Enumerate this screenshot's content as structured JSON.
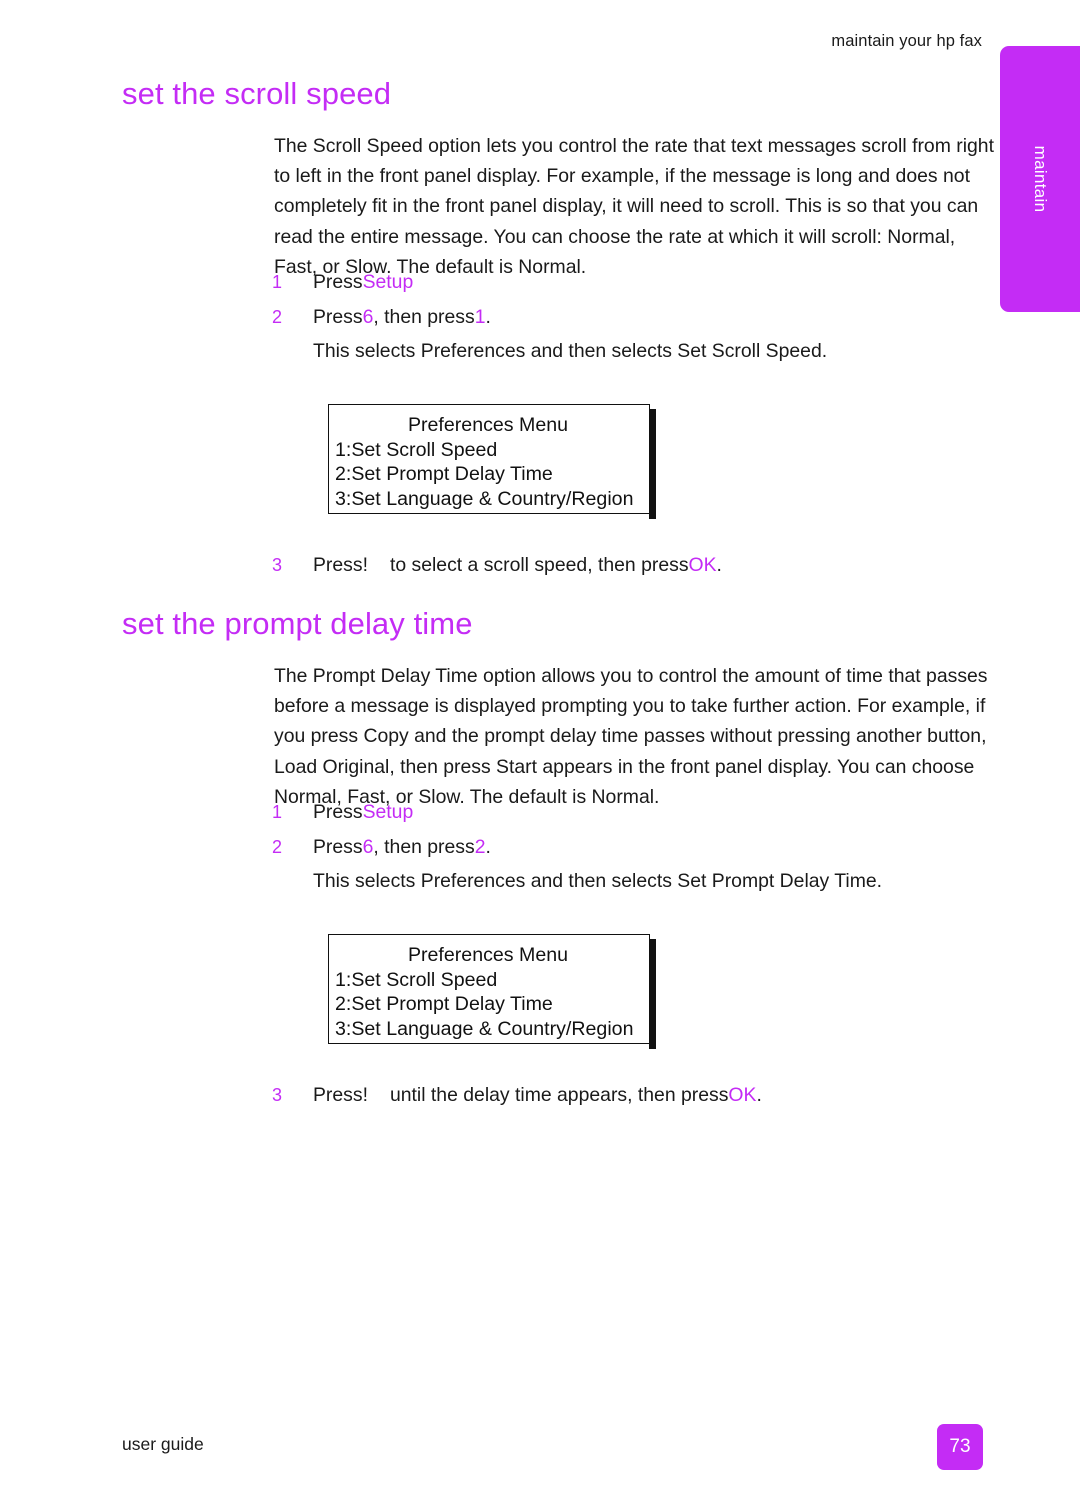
{
  "header": {
    "running_head": "maintain your hp fax"
  },
  "side_tab": {
    "label": "maintain",
    "color": "#C42CF5"
  },
  "sections": {
    "scroll_speed": {
      "heading": "set the scroll speed",
      "paragraph": "The Scroll Speed option lets you control the rate that text messages scroll from right to left in the front panel display. For example, if the message is long and does not completely fit in the front panel display, it will need to scroll. This is so that you can read the entire message. You can choose the rate at which it will scroll: Normal, Fast, or Slow. The default is Normal.",
      "steps": [
        {
          "number": "1",
          "text_before": "Press",
          "key": "Setup",
          "text_after": ""
        },
        {
          "number": "2",
          "text_before": "Press",
          "key": "6",
          "text_mid": ", then press",
          "key2": "1",
          "text_after": ".",
          "sub": "This selects Preferences and then selects Set Scroll Speed."
        },
        {
          "number": "3",
          "text_before": "Press!",
          "text_mid": "to select a scroll speed, then press",
          "key": "OK",
          "text_after": "."
        }
      ]
    },
    "prompt_delay": {
      "heading": "set the prompt delay time",
      "paragraph": "The Prompt Delay Time option allows you to control the amount of time that passes before a message is displayed prompting you to take further action. For example, if you press Copy and the prompt delay time passes without pressing another button,  Load Original, then press Start  appears in the front panel display. You can choose Normal, Fast, or Slow. The default is Normal.",
      "steps": [
        {
          "number": "1",
          "text_before": "Press",
          "key": "Setup",
          "text_after": ""
        },
        {
          "number": "2",
          "text_before": "Press",
          "key": "6",
          "text_mid": ", then press",
          "key2": "2",
          "text_after": ".",
          "sub": "This selects Preferences and then selects Set Prompt Delay Time."
        },
        {
          "number": "3",
          "text_before": "Press!",
          "text_mid": "until the delay time appears, then press",
          "key": "OK",
          "text_after": "."
        }
      ]
    }
  },
  "lcd_panel": {
    "title": "Preferences Menu",
    "lines": [
      "1:Set Scroll Speed",
      "2:Set Prompt Delay Time",
      "3:Set Language & Country/Region"
    ]
  },
  "footer": {
    "label": "user guide",
    "page_number": "73"
  }
}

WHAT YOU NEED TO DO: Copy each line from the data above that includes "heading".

ANSWER TO THE PROBLEM:
      "heading": "set the scroll speed",
      "heading": "set the prompt delay time",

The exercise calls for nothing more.